→ **SUPPLIED MATERIAL**:
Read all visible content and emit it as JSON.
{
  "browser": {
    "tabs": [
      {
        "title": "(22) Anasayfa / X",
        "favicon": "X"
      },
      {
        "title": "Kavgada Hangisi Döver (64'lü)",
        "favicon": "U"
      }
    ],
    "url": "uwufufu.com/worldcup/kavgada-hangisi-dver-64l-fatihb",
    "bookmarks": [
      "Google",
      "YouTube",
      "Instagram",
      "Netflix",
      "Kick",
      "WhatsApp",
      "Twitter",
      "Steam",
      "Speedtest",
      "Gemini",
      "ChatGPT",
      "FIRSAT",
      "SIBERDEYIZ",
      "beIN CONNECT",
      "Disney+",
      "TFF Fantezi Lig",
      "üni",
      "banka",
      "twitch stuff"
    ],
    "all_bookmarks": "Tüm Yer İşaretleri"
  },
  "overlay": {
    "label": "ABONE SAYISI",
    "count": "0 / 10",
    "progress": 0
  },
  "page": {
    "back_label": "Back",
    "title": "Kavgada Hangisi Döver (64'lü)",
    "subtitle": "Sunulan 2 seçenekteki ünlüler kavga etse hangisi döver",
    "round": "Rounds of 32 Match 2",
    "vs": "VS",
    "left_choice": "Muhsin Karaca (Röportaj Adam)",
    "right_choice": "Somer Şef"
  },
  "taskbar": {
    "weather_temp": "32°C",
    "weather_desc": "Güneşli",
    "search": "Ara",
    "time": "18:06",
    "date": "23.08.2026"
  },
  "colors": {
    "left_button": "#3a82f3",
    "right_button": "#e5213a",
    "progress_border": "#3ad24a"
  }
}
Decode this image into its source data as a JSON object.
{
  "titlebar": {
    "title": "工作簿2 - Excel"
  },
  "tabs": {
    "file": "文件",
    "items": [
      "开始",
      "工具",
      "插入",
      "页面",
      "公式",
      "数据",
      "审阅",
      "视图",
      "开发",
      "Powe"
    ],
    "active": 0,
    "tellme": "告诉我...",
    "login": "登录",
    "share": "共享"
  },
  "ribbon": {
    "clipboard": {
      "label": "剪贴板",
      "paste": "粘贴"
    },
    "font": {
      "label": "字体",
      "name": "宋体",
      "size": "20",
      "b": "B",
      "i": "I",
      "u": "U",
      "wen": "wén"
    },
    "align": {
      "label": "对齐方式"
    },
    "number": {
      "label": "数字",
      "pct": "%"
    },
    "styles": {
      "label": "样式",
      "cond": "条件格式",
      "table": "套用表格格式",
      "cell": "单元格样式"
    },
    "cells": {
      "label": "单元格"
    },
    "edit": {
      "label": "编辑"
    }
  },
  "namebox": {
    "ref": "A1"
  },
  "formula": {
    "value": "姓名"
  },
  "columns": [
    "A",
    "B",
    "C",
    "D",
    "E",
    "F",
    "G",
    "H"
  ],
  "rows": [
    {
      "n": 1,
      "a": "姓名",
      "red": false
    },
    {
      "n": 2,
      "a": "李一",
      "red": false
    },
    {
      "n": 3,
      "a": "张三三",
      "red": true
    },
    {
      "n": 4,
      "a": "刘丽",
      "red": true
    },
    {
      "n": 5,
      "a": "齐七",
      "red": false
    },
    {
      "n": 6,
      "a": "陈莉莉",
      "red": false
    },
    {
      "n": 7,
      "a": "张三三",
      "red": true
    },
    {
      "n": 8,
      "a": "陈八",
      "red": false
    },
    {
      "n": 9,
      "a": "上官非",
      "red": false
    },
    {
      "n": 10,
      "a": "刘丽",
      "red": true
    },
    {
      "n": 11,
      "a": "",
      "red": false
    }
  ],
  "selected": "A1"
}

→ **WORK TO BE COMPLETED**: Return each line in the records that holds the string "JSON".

→ **EXERCISE OUTPUT**:
Read all visible content and emit it as JSON.
Decode this image into its source data as a JSON object.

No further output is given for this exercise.